The Apple II and ZX Spectrum series each sold no more than 5 million but individual models sold less than that obviously.

  • Oh, unambiguously so. Apple sold 13m 6s and 6s+s in its first weekend — engadget.com/2015/09/28/apple-iphone-6s-sales-record . So that's at least 6.5m of either one in three days of a handset that is still on sale three years later.
    – Tommy
    Commented May 18, 2018 at 16:11
  • 2
    I would say that the iPhone doesn't count for the same reason the NES doesn't, as it was never sold as a "computer", but rather as a "smartphone". Commented May 19, 2018 at 15:42
  • 1
    @PaulHumphreys following up on whether it had ever been sold as a computer, the 2007 keynote that introduced the iPhone is also the one in which Jobs announced: "So, today, we’ve added to the Mac and the iPod. We’ve added Apple TV and now iPhone. And you know, the Mac is the only one that you think really of as a computer. ... So we’re announcing today we’re dropping the computer from our name, and from this day forward, we’re gonna be known as Apple Incorporated". Apple was so sure they didn't want to sell it as a 'computer' that they changed the name of the company!

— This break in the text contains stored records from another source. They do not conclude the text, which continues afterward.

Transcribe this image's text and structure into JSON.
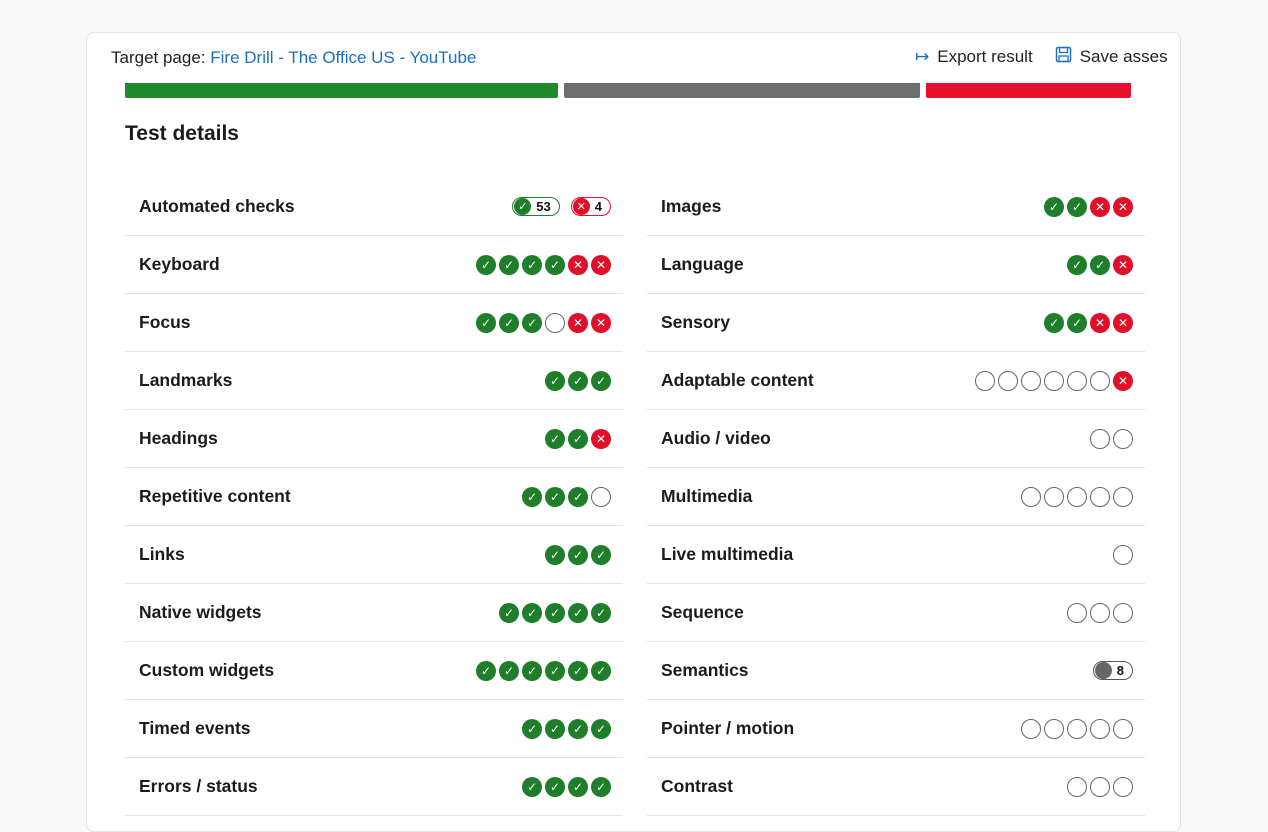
{
  "header": {
    "target_label": "Target page:",
    "target_link": "Fire Drill - The Office US - YouTube",
    "export_label": "Export result",
    "save_label": "Save asses"
  },
  "summary_bar": [
    {
      "status": "pass",
      "color": "#1e8a2c"
    },
    {
      "status": "incomplete",
      "color": "#6e6e6e"
    },
    {
      "status": "fail",
      "color": "#e8112d"
    }
  ],
  "section_title": "Test details",
  "left_column": [
    {
      "name": "Automated checks",
      "pills": [
        {
          "type": "pass",
          "count": "53"
        },
        {
          "type": "fail",
          "count": "4"
        }
      ]
    },
    {
      "name": "Keyboard",
      "statuses": [
        "pass",
        "pass",
        "pass",
        "pass",
        "fail",
        "fail"
      ]
    },
    {
      "name": "Focus",
      "statuses": [
        "pass",
        "pass",
        "pass",
        "empty",
        "fail",
        "fail"
      ]
    },
    {
      "name": "Landmarks",
      "statuses": [
        "pass",
        "pass",
        "pass"
      ]
    },
    {
      "name": "Headings",
      "statuses": [
        "pass",
        "pass",
        "fail"
      ]
    },
    {
      "name": "Repetitive content",
      "statuses": [
        "pass",
        "pass",
        "pass",
        "empty"
      ]
    },
    {
      "name": "Links",
      "statuses": [
        "pass",
        "pass",
        "pass"
      ]
    },
    {
      "name": "Native widgets",
      "statuses": [
        "pass",
        "pass",
        "pass",
        "pass",
        "pass"
      ]
    },
    {
      "name": "Custom widgets",
      "statuses": [
        "pass",
        "pass",
        "pass",
        "pass",
        "pass",
        "pass"
      ]
    },
    {
      "name": "Timed events",
      "statuses": [
        "pass",
        "pass",
        "pass",
        "pass"
      ]
    },
    {
      "name": "Errors / status",
      "statuses": [
        "pass",
        "pass",
        "pass",
        "pass"
      ]
    }
  ],
  "right_column": [
    {
      "name": "Images",
      "statuses": [
        "pass",
        "pass",
        "fail",
        "fail"
      ]
    },
    {
      "name": "Language",
      "statuses": [
        "pass",
        "pass",
        "fail"
      ]
    },
    {
      "name": "Sensory",
      "statuses": [
        "pass",
        "pass",
        "fail",
        "fail"
      ]
    },
    {
      "name": "Adaptable content",
      "statuses": [
        "empty",
        "empty",
        "empty",
        "empty",
        "empty",
        "empty",
        "fail"
      ]
    },
    {
      "name": "Audio / video",
      "statuses": [
        "empty",
        "empty"
      ]
    },
    {
      "name": "Multimedia",
      "statuses": [
        "empty",
        "empty",
        "empty",
        "empty",
        "empty"
      ]
    },
    {
      "name": "Live multimedia",
      "statuses": [
        "empty"
      ]
    },
    {
      "name": "Sequence",
      "statuses": [
        "empty",
        "empty",
        "empty"
      ]
    },
    {
      "name": "Semantics",
      "pills": [
        {
          "type": "neutral",
          "count": "8"
        }
      ]
    },
    {
      "name": "Pointer / motion",
      "statuses": [
        "empty",
        "empty",
        "empty",
        "empty",
        "empty"
      ]
    },
    {
      "name": "Contrast",
      "statuses": [
        "empty",
        "empty",
        "empty"
      ]
    }
  ]
}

    – Tommy
    Commented May 20, 2018 at 13:47
  • 1
    @JeremyP That's your opinion. The manufacturers opinion is that it is not. Is a washing machine a computer then? Most have microprocessors now and run programs. You could modify the processor in them to run programs of your own devising. Commented May 21, 2018 at 9:16
  • 1
    If smartphones are considered computers, then shouldn't games consoles also be considered so? Then the C64 isn't even nearly the most popular computer of all time. en.wikipedia.org/wiki/List_of_best-selling_game_consoles Commented May 22, 2018 at 13:20

Not the answer you're looking for? Browse other questions tagged .